A TRUCKING company from North Dubbo in NSW is the first officially certified carbon neutral bulk haulage company on the planet.
Not only is it slashing the amount of CO2 its trucks emit, Transforce Bulk Haulage is voluntarily paying a carbon tax to cover the emissions that it has yet to reduce.
Owner Steve Fieldus has just completed the last requirements for certification under the National Carbon Offset Standard, a voluntary program run by Low Carbon Australia, a Commonwealth Government agency.
Louisa Kiely, from Carbon Farmers of Australia (CFA), managed the process.
"First we had to measure the company's carbon footprint, then Steve decided how much of his emissions he could eliminate in the first year," she said.
"This left a gap that we couldn't fill with savings this coming year. So Steve purchased offsets on the voluntary market."
In this case, he contributed to a project for farmers in Africa.
"I wanted to buy offsets from Australian farmers - especially soil carbon offsets - but they aren't available yet.
"Hopefully next year," Mr Fieldus said.
"A lot of my customers are farmers and we want to support them because we believe that they can make a huge impact on global warming."

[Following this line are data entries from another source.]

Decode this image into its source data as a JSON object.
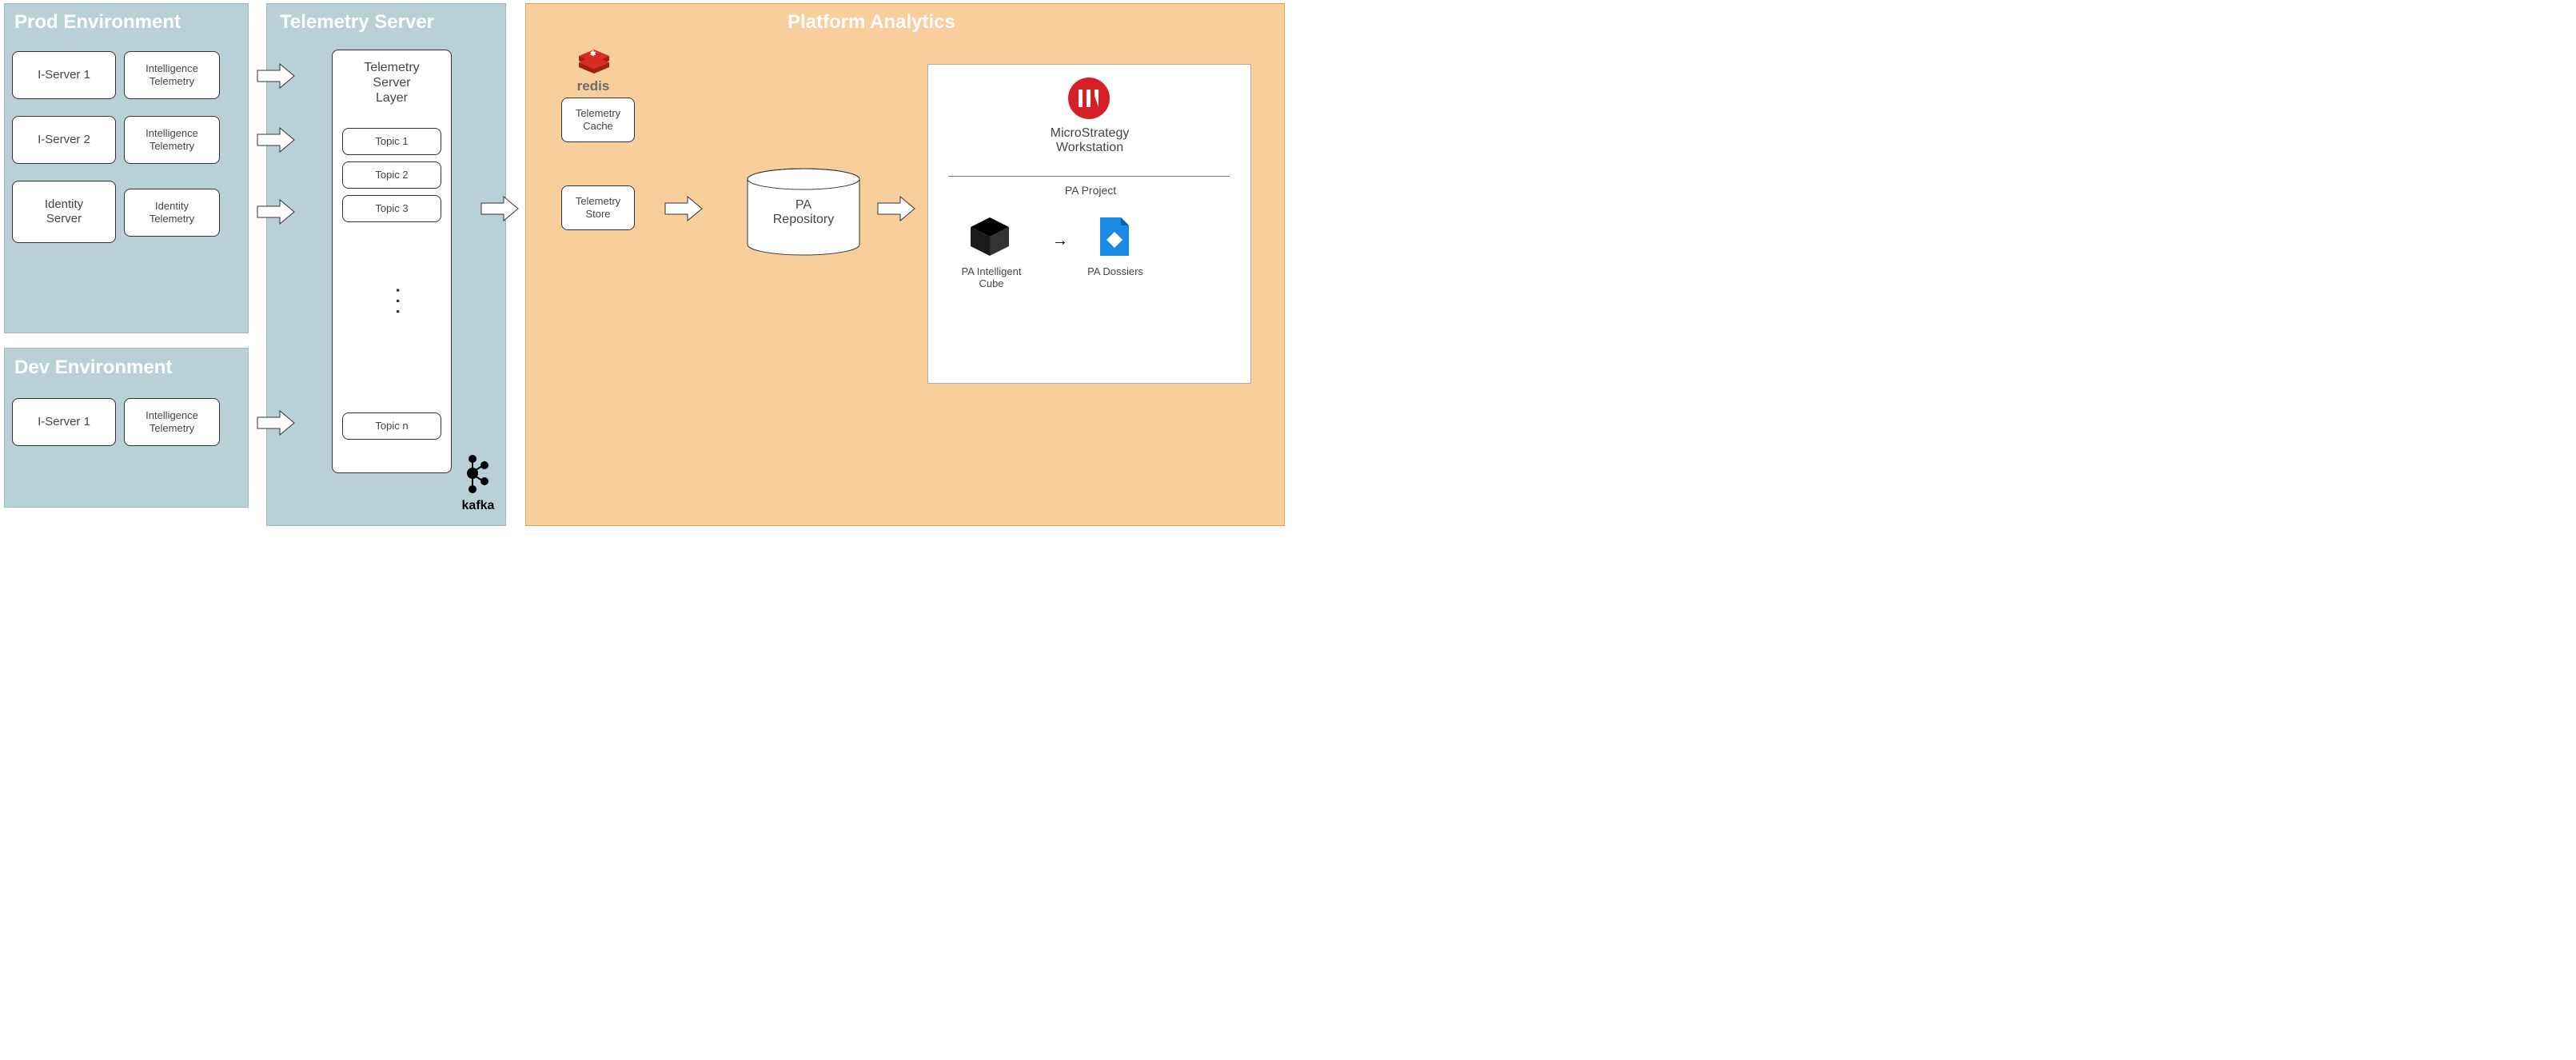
{
  "prod_env": {
    "title": "Prod Environment",
    "iserver1": "I-Server 1",
    "iserver2": "I-Server 2",
    "identity_server": "Identity\nServer",
    "int_telem1": "Intelligence\nTelemetry",
    "int_telem2": "Intelligence\nTelemetry",
    "id_telem": "Identity\nTelemetry"
  },
  "dev_env": {
    "title": "Dev Environment",
    "iserver1": "I-Server 1",
    "int_telem": "Intelligence\nTelemetry"
  },
  "telem_server": {
    "title": "Telemetry Server",
    "layer": "Telemetry\nServer\nLayer",
    "topic1": "Topic 1",
    "topic2": "Topic 2",
    "topic3": "Topic 3",
    "topicn": "Topic n",
    "kafka": "kafka"
  },
  "platform": {
    "title": "Platform Analytics",
    "redis": "redis",
    "telem_cache": "Telemetry\nCache",
    "telem_store": "Telemetry\nStore",
    "pa_repo": "PA\nRepository",
    "workstation": "MicroStrategy\nWorkstation",
    "pa_project": "PA Project",
    "pa_cube": "PA Intelligent\nCube",
    "pa_dossiers": "PA Dossiers"
  }
}
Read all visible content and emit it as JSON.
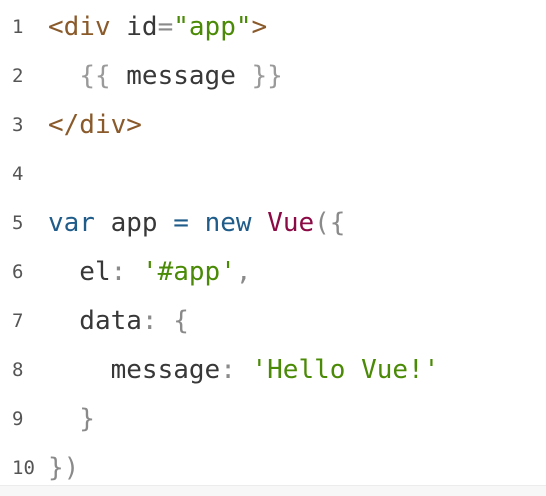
{
  "code": {
    "lines": [
      {
        "number": "1",
        "segments": [
          {
            "t": "<div",
            "c": "t-markup"
          },
          {
            "t": " id",
            "c": "t-attr"
          },
          {
            "t": "=",
            "c": "t-punct"
          },
          {
            "t": "\"app\"",
            "c": "t-string"
          },
          {
            "t": ">",
            "c": "t-markup"
          }
        ]
      },
      {
        "number": "2",
        "segments": [
          {
            "t": "  ",
            "c": "t-plain"
          },
          {
            "t": "{{ ",
            "c": "t-muted"
          },
          {
            "t": "message",
            "c": "t-plain"
          },
          {
            "t": " }}",
            "c": "t-muted"
          }
        ]
      },
      {
        "number": "3",
        "segments": [
          {
            "t": "</div>",
            "c": "t-markup"
          }
        ]
      },
      {
        "number": "4",
        "segments": []
      },
      {
        "number": "5",
        "segments": [
          {
            "t": "var",
            "c": "t-keyword"
          },
          {
            "t": " app ",
            "c": "t-plain"
          },
          {
            "t": "=",
            "c": "t-keyword"
          },
          {
            "t": " ",
            "c": "t-plain"
          },
          {
            "t": "new",
            "c": "t-keyword"
          },
          {
            "t": " ",
            "c": "t-plain"
          },
          {
            "t": "Vue",
            "c": "t-class"
          },
          {
            "t": "({",
            "c": "t-punct"
          }
        ]
      },
      {
        "number": "6",
        "segments": [
          {
            "t": "  el",
            "c": "t-plain"
          },
          {
            "t": ": ",
            "c": "t-punct"
          },
          {
            "t": "'#app'",
            "c": "t-string"
          },
          {
            "t": ",",
            "c": "t-punct"
          }
        ]
      },
      {
        "number": "7",
        "segments": [
          {
            "t": "  data",
            "c": "t-plain"
          },
          {
            "t": ": {",
            "c": "t-punct"
          }
        ]
      },
      {
        "number": "8",
        "segments": [
          {
            "t": "    message",
            "c": "t-plain"
          },
          {
            "t": ": ",
            "c": "t-punct"
          },
          {
            "t": "'Hello Vue!'",
            "c": "t-string"
          }
        ]
      },
      {
        "number": "9",
        "segments": [
          {
            "t": "  }",
            "c": "t-punct"
          }
        ]
      },
      {
        "number": "10",
        "segments": [
          {
            "t": "})",
            "c": "t-punct"
          }
        ]
      }
    ]
  },
  "colors": {
    "markup": "#8a5a2b",
    "string": "#4a8a06",
    "keyword": "#1f5c8a",
    "class": "#8b0a45",
    "muted": "#9a9a9a",
    "gutter": "#555555"
  }
}
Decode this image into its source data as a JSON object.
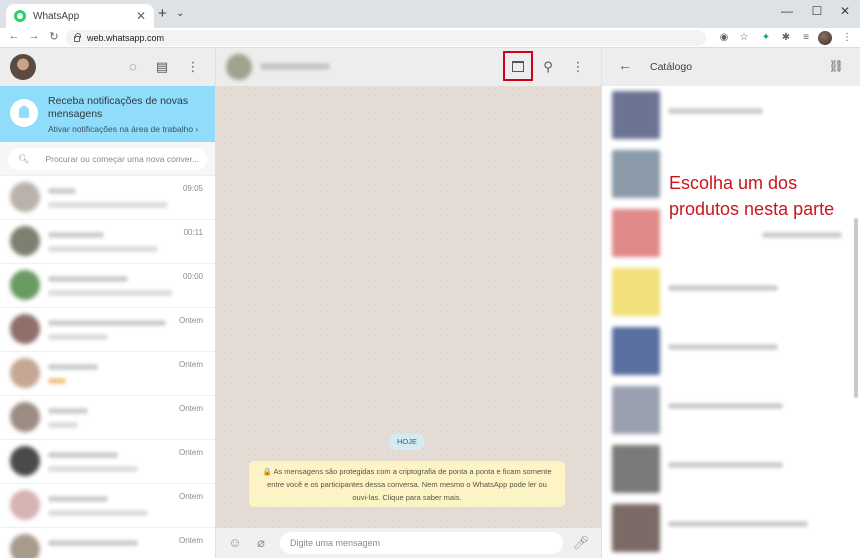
{
  "browser": {
    "tab_title": "WhatsApp",
    "url": "web.whatsapp.com"
  },
  "left": {
    "notification": {
      "title": "Receba notificações de novas mensagens",
      "link": "Ativar notificações na área de trabalho ›"
    },
    "search_placeholder": "Procurar ou começar uma nova conver...",
    "chats": [
      {
        "time": "09:05"
      },
      {
        "time": "00:11"
      },
      {
        "time": "00:00"
      },
      {
        "time": "Ontem"
      },
      {
        "time": "Ontem"
      },
      {
        "time": "Ontem"
      },
      {
        "time": "Ontem"
      },
      {
        "time": "Ontem"
      },
      {
        "time": "Ontem"
      }
    ]
  },
  "middle": {
    "day_label": "HOJE",
    "encryption_notice": "🔒 As mensagens são protegidas com a criptografia de ponta a ponta e ficam somente entre você e os participantes dessa conversa. Nem mesmo o WhatsApp pode ler ou ouvi-las. Clique para saber mais.",
    "compose_placeholder": "Digite uma mensagem"
  },
  "right": {
    "title": "Catálogo",
    "callout_line1": "Escolha um dos",
    "callout_line2": "produtos nesta parte"
  }
}
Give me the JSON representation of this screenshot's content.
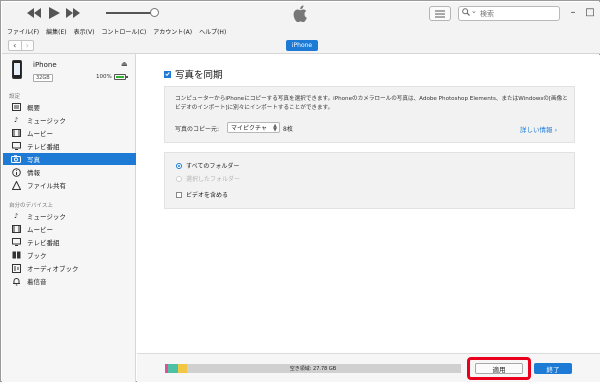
{
  "toolbar": {
    "search_placeholder": "検索",
    "volume_level": 0.95
  },
  "menu": [
    "ファイル(F)",
    "編集(E)",
    "表示(V)",
    "コントロール(C)",
    "アカウント(A)",
    "ヘルプ(H)"
  ],
  "nav": {
    "device_label": "iPhone"
  },
  "device": {
    "name": "iPhone",
    "capacity": "32GB",
    "battery": "100%"
  },
  "sidebar": {
    "settings_header": "設定",
    "settings_items": [
      {
        "label": "概要",
        "icon": "summary-icon"
      },
      {
        "label": "ミュージック",
        "icon": "music-icon"
      },
      {
        "label": "ムービー",
        "icon": "movie-icon"
      },
      {
        "label": "テレビ番組",
        "icon": "tv-icon"
      },
      {
        "label": "写真",
        "icon": "camera-icon"
      },
      {
        "label": "情報",
        "icon": "info-icon"
      },
      {
        "label": "ファイル共有",
        "icon": "apps-icon"
      }
    ],
    "ondevice_header": "自分のデバイス上",
    "ondevice_items": [
      {
        "label": "ミュージック",
        "icon": "music-icon"
      },
      {
        "label": "ムービー",
        "icon": "movie-icon"
      },
      {
        "label": "テレビ番組",
        "icon": "tv-icon"
      },
      {
        "label": "ブック",
        "icon": "book-icon"
      },
      {
        "label": "オーディオブック",
        "icon": "audiobook-icon"
      },
      {
        "label": "着信音",
        "icon": "bell-icon"
      }
    ]
  },
  "photos": {
    "sync_title": "写真を同期",
    "description": "コンピューターからiPhoneにコピーする写真を選択できます。iPhoneのカメラロールの写真は、Adobe Photoshop Elements、またはWindowsの[画像とビデオのインポート]に別々にインポートすることができます。",
    "copy_label": "写真のコピー元:",
    "source_value": "マイピクチャ",
    "count": "8枚",
    "details_link": "詳しい情報",
    "options": {
      "all_folders": "すべてのフォルダー",
      "selected_folders": "選択したフォルダー",
      "include_videos": "ビデオを含める"
    }
  },
  "footer": {
    "storage_text": "空き領域: 27.78 GB",
    "apply_label": "適用",
    "done_label": "終了"
  }
}
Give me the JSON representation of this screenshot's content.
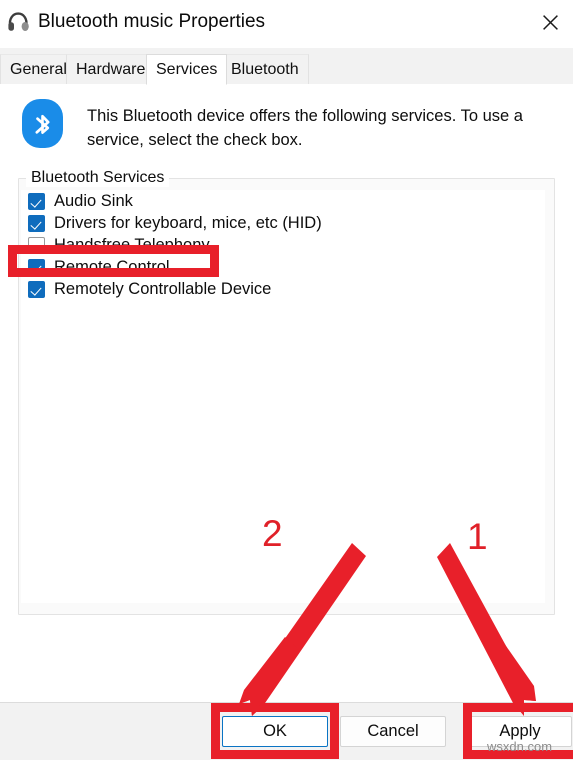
{
  "window": {
    "title": "Bluetooth music Properties",
    "icon": "headphones-icon",
    "close_label": "✕"
  },
  "tabs": [
    {
      "label": "General",
      "active": false
    },
    {
      "label": "Hardware",
      "active": false
    },
    {
      "label": "Services",
      "active": true
    },
    {
      "label": "Bluetooth",
      "active": false
    }
  ],
  "content": {
    "icon": "bluetooth-icon",
    "description": "This Bluetooth device offers the following services. To use a service, select the check box.",
    "group_label": "Bluetooth Services",
    "services": [
      {
        "label": "Audio Sink",
        "checked": true
      },
      {
        "label": "Drivers for keyboard, mice, etc (HID)",
        "checked": true
      },
      {
        "label": "Handsfree Telephony",
        "checked": false
      },
      {
        "label": "Remote Control",
        "checked": true
      },
      {
        "label": "Remotely Controllable Device",
        "checked": true
      }
    ]
  },
  "footer": {
    "ok_label": "OK",
    "cancel_label": "Cancel",
    "apply_label": "Apply"
  },
  "annotations": {
    "color": "#e8202a",
    "step_one": "1",
    "step_two": "2",
    "watermark": "wsxdn.com"
  }
}
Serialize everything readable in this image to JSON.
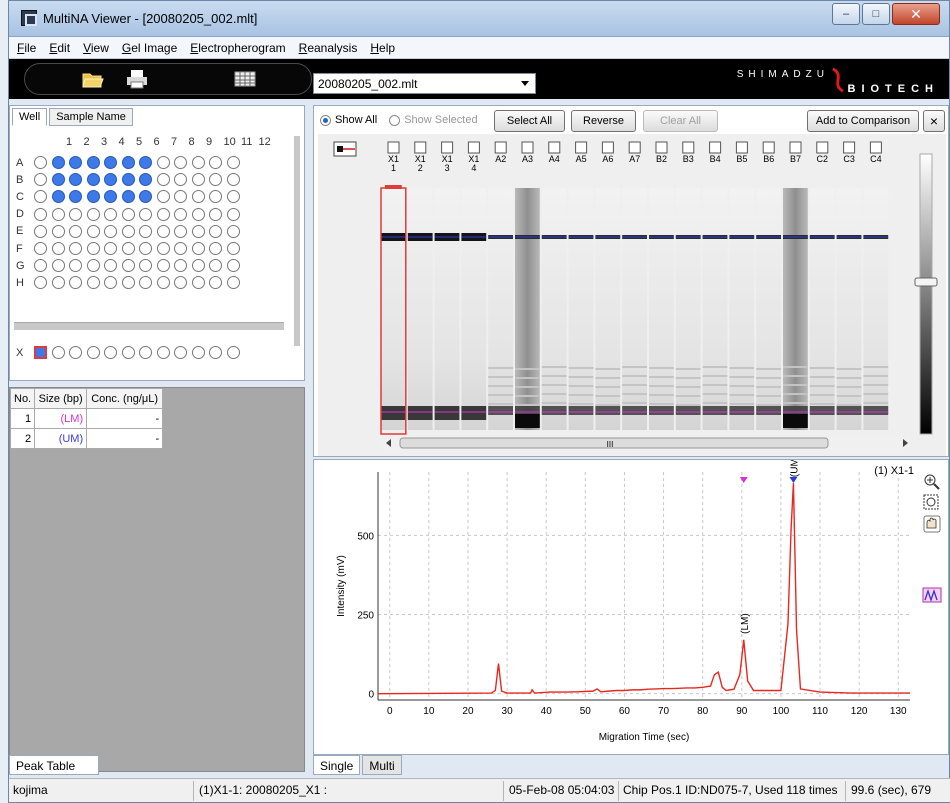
{
  "window": {
    "title": "MultiNA Viewer - [20080205_002.mlt]"
  },
  "menu": {
    "items": [
      {
        "label": "File",
        "key": "F"
      },
      {
        "label": "Edit",
        "key": "E"
      },
      {
        "label": "View",
        "key": "V"
      },
      {
        "label": "Gel Image",
        "key": "G"
      },
      {
        "label": "Electropherogram",
        "key": "E"
      },
      {
        "label": "Reanalysis",
        "key": "R"
      },
      {
        "label": "Help",
        "key": "H"
      }
    ]
  },
  "toolbar": {
    "file_select": "20080205_002.mlt",
    "brand_top": "SHIMADZU",
    "brand_bottom": "BIOTECH"
  },
  "well_panel": {
    "tab_well": "Well",
    "tab_sample": "Sample Name",
    "columns": [
      "1",
      "2",
      "3",
      "4",
      "5",
      "6",
      "7",
      "8",
      "9",
      "10",
      "11",
      "12"
    ],
    "rows": [
      "A",
      "B",
      "C",
      "D",
      "E",
      "F",
      "G",
      "H"
    ],
    "filled": {
      "A": [
        2,
        3,
        4,
        5,
        6,
        7
      ],
      "B": [
        2,
        3,
        4,
        5,
        6,
        7
      ],
      "C": [
        2,
        3,
        4,
        5,
        6,
        7
      ]
    },
    "x_row_label": "X"
  },
  "peak_table": {
    "headers": [
      "No.",
      "Size (bp)",
      "Conc. (ng/μL)"
    ],
    "rows": [
      {
        "no": "1",
        "size": "(LM)",
        "conc": "-",
        "color": "#d632d6"
      },
      {
        "no": "2",
        "size": "(UM)",
        "conc": "-",
        "color": "#3a3adf"
      }
    ],
    "tab": "Peak Table"
  },
  "gel": {
    "show_all": "Show All",
    "show_selected": "Show Selected",
    "select_all": "Select All",
    "reverse": "Reverse",
    "clear_all": "Clear All",
    "add_to_comparison": "Add to Comparison",
    "close": "×",
    "lanes": [
      {
        "l1": "X1",
        "l2": "1"
      },
      {
        "l1": "X1",
        "l2": "2"
      },
      {
        "l1": "X1",
        "l2": "3"
      },
      {
        "l1": "X1",
        "l2": "4"
      },
      {
        "l1": "A2",
        "l2": ""
      },
      {
        "l1": "A3",
        "l2": ""
      },
      {
        "l1": "A4",
        "l2": ""
      },
      {
        "l1": "A5",
        "l2": ""
      },
      {
        "l1": "A6",
        "l2": ""
      },
      {
        "l1": "A7",
        "l2": ""
      },
      {
        "l1": "B2",
        "l2": ""
      },
      {
        "l1": "B3",
        "l2": ""
      },
      {
        "l1": "B4",
        "l2": ""
      },
      {
        "l1": "B5",
        "l2": ""
      },
      {
        "l1": "B6",
        "l2": ""
      },
      {
        "l1": "B7",
        "l2": ""
      },
      {
        "l1": "C2",
        "l2": ""
      },
      {
        "l1": "C3",
        "l2": ""
      },
      {
        "l1": "C4",
        "l2": ""
      }
    ],
    "scroll_label": "III"
  },
  "electropherogram": {
    "sample_label": "(1) X1-1",
    "tab_single": "Single",
    "tab_multi": "Multi"
  },
  "chart_data": {
    "type": "line",
    "xlabel": "Migration Time (sec)",
    "ylabel": "Intensity (mV)",
    "xlim": [
      -3,
      133
    ],
    "ylim": [
      -20,
      700
    ],
    "xticks": [
      0,
      10,
      20,
      30,
      40,
      50,
      60,
      70,
      80,
      90,
      100,
      110,
      120,
      130
    ],
    "yticks": [
      0,
      250,
      500
    ],
    "grid": true,
    "line_color": "#e8281f",
    "series": [
      {
        "x": [
          -3,
          26,
          27,
          27.8,
          28.6,
          30,
          36,
          36.4,
          37,
          41,
          45,
          48,
          52,
          53,
          54,
          56,
          58,
          60,
          62,
          64,
          66,
          68,
          70,
          72,
          74,
          76,
          78,
          80,
          82,
          83,
          84,
          85,
          86,
          88,
          89.5,
          90.5,
          91.5,
          93,
          100,
          101.8,
          102.6,
          103.2,
          104,
          105,
          110,
          118,
          133
        ],
        "y": [
          0,
          2,
          10,
          95,
          8,
          2,
          2,
          12,
          2,
          5,
          5,
          6,
          8,
          15,
          6,
          8,
          10,
          10,
          12,
          12,
          14,
          15,
          16,
          16,
          17,
          18,
          18,
          20,
          24,
          60,
          68,
          20,
          10,
          14,
          60,
          170,
          40,
          10,
          10,
          220,
          520,
          665,
          200,
          15,
          5,
          2,
          2
        ]
      }
    ],
    "annotations": [
      {
        "label": "(LM)",
        "x": 90.5,
        "y": 170,
        "color": "#000000"
      },
      {
        "label": "(UM)",
        "x": 103.2,
        "y": 665,
        "color": "#000000"
      }
    ],
    "markers": [
      {
        "x": 90.5,
        "color": "#d632d6"
      },
      {
        "x": 103.2,
        "color": "#2b3fd8"
      }
    ]
  },
  "status": {
    "user": "kojima",
    "sample": "(1)X1-1: 20080205_X1 :",
    "date": "05-Feb-08 05:04:03",
    "chip": "Chip Pos.1 ID:ND075-7, Used 118 times",
    "time": "99.6 (sec), 679"
  }
}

Mr Fieldus was inspired by attending the annual carbon farming conference and the vision put forward by CFA, a farmer-led organisation that believes those leading scientists who say that massive increases in photosynthesis on the world's farmland can stall global warming long enough for the world to make the shift to low carbon energy sources.
Many transport companies have gone some way towards neutralising their carbon emissions, particularly in Europe, but no bulk haulage company is reported to have achieved it yet with their entire operation.
Mr Fieldus, who is making a presentation at this year's carbon farming conference in Dubbo on October 23-24, is convinced the world will be a safer place for his four children and grandchildren if other companies follow his lead.
"It's a win/ win for our customers, for our business and for the kids of the future," he said.